On a recent flight, I found myself at the dreaded holy trinity of a boring flight: no in-flight wifi, not long enough to watch a movie and I had forgotten to bring my usual issue of Vanity Fair. Wondering how to keep myself busy for the next hour and a half, I noticed the oft-forgotten magazine sitting in the seatback pocket in front of me. Resigning myself to flipping through pages of timeshare advertisements and sponsored content, I was pleased to notice a few pages in that the sumptuous images of food and beaches adorning each page were surrounded by truly creative, interesting content – much like what I would read in the travel sections of my favourite normal publications.
The rise of the branded magazine has been a slow creep – though its perseverance, contrasting with the downfall of traditional print magazines, has been obvious. Backed by retail, leisure and luxury companies with massive budgets, branded magazines are fundamentally different from those sold at news agents and through subscriptions as a part of the company’s marketing platform rather than the final product.
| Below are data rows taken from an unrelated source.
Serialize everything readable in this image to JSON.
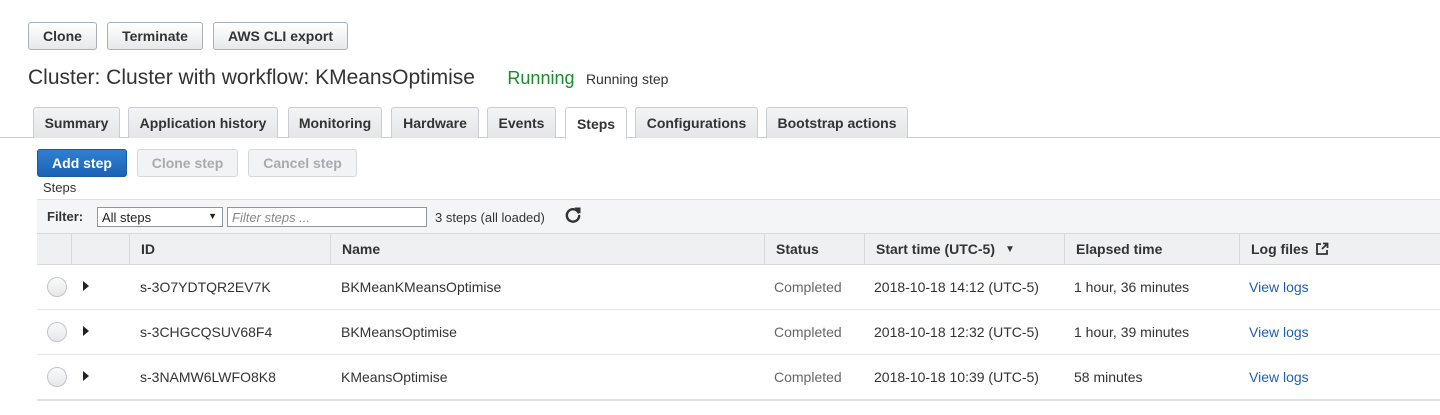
{
  "toolbar": {
    "clone_label": "Clone",
    "terminate_label": "Terminate",
    "cli_export_label": "AWS CLI export"
  },
  "cluster": {
    "title": "Cluster: Cluster with workflow: KMeansOptimise",
    "status": "Running",
    "status_detail": "Running step",
    "status_color": "#1d8a2e"
  },
  "tabs": [
    {
      "label": "Summary"
    },
    {
      "label": "Application history"
    },
    {
      "label": "Monitoring"
    },
    {
      "label": "Hardware"
    },
    {
      "label": "Events"
    },
    {
      "label": "Steps",
      "active": true
    },
    {
      "label": "Configurations"
    },
    {
      "label": "Bootstrap actions"
    }
  ],
  "step_actions": {
    "add_label": "Add step",
    "clone_label": "Clone step",
    "cancel_label": "Cancel step"
  },
  "steps_section_label": "Steps",
  "filter": {
    "label": "Filter:",
    "selected": "All steps",
    "placeholder": "Filter steps ...",
    "count_text": "3 steps (all loaded)"
  },
  "table": {
    "columns": {
      "id": "ID",
      "name": "Name",
      "status": "Status",
      "start_time": "Start time (UTC-5)",
      "elapsed": "Elapsed time",
      "log_files": "Log files"
    },
    "sort": {
      "column": "start_time",
      "direction": "descending"
    },
    "rows": [
      {
        "id": "s-3O7YDTQR2EV7K",
        "name": "BKMeanKMeansOptimise",
        "status": "Completed",
        "start_time": "2018-10-18 14:12 (UTC-5)",
        "elapsed": "1 hour, 36 minutes",
        "log_link": "View logs"
      },
      {
        "id": "s-3CHGCQSUV68F4",
        "name": "BKMeansOptimise",
        "status": "Completed",
        "start_time": "2018-10-18 12:32 (UTC-5)",
        "elapsed": "1 hour, 39 minutes",
        "log_link": "View logs"
      },
      {
        "id": "s-3NAMW6LWFO8K8",
        "name": "KMeansOptimise",
        "status": "Completed",
        "start_time": "2018-10-18 10:39 (UTC-5)",
        "elapsed": "58 minutes",
        "log_link": "View logs"
      }
    ]
  },
  "colors": {
    "accent": "#1c63b4",
    "link": "#1f5fb0",
    "running": "#1d8a2e"
  },
  "icons": {
    "refresh": "refresh-icon",
    "sort": "sort-descending-icon",
    "external_link": "external-link-icon",
    "dropdown": "chevron-down-icon",
    "expand": "caret-right-icon"
  }
}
The resulting freedom means that corporate magazines as a whole have slowly been transformed from ad-laden phonebooks to pieces of editorial mastery with a substantial reader base.
Although the now-defunct Pan Am airline is widely credited with creating the first inflight magazine, KLM’s Holland Herald is now the longest running, with its first issue published nearly 51 years ago in January 1966. The airline notes that its passengers are upmarket and affluent business and leisure travellers – and featuring cover topics including businesswoman Neelie Kroes, Amsterdam’s canal district and the Rio Olympics, the magazine undoubtedly catches the eye of many of its 2.35 million passengers. Perhaps the most well-known in the UK, British Airways publishes two editions of its magazine – High Life and Business Life – the latter of which most recently featured a fascinating interview with Crowdcube CEO Darren Westlake on the impact of crowdfunding on the equity finance sector.
Although the inflight magazine is perhaps the most well-known example, the concept also exists in realms including luxury. With only around a dozen issues in its six years of existence, Karl Lagerfeld’s 31 Rue Cambon, created in collaboration with Purple Fashion Magazine editor Olivier Zahm, is perhaps one of the more exclusive editions out there, available to new customers throughout Chanel stores globally. Swedish denim brand Acne’s biannual publication has included work from a number of impressive names, such as Mario Testino, David Bailey and Tilda Swinton. And Italian fashion label Benetton’s Colors is widely regarded throughout the industry for its unique approach: as an independent project with the brand’s name attached, the magazine’s editors have a plenty of freedom – and have thus created a platform to discuss thorny, cool and interesting issues.
More recently, pure-play digital companies haven’t even questioned the need to have a publishing platform to establish themselves as omnipresent brands – even if only available to consumers via a screen. Asos’ magazine, launched in 2007, has an audience of over half a million people, most of whom are reading the print edition. Net-a-Porter has a similar concept with Porter launched in 2014. But unlike most other branded publications, Net-a-Porter’s edition is sold in over 300 retail stores and features over 300 pages of fashion content – and that’s in addition to its shopping digital magazine format. Former CEO Natalie Massanet noted the brand’s goal to “create a physical temple to our brand – like Apple did with stores”.
In the past decade, easyJet has shifted its marketing from presenting itself as a cheap budget airline to focusing on destinations instead – a brand revolution which has been reflected in its inflight magazine, Traveller. This strategy, along with those of other companies that have entered the realm of publishing, allows brands to curate content around a singular brand image, developing the platform from which further marketing and initiatives can be based.
For the past few years, social media has created a platform for this – luxury companies such as Burberry have used Snapchat to show their inner workings, giving consumers better access to a brand story and philosophy. But with the ‘offline’ trend rapidly taking over and consumers facing an unstopping flow of information from online, there’s no question that a strong paper publication could give brands the upper hand in establishing themselves as industry leaders and trend creators.
I doubt that we’ll be replacing our issues of Vogue and Vanity Fair in our meeting rooms at the MBS office anytime soon. In the meantime, though, I’ll definitely be on the lookout for interesting pieces in magazines next time I fly, shop or dine.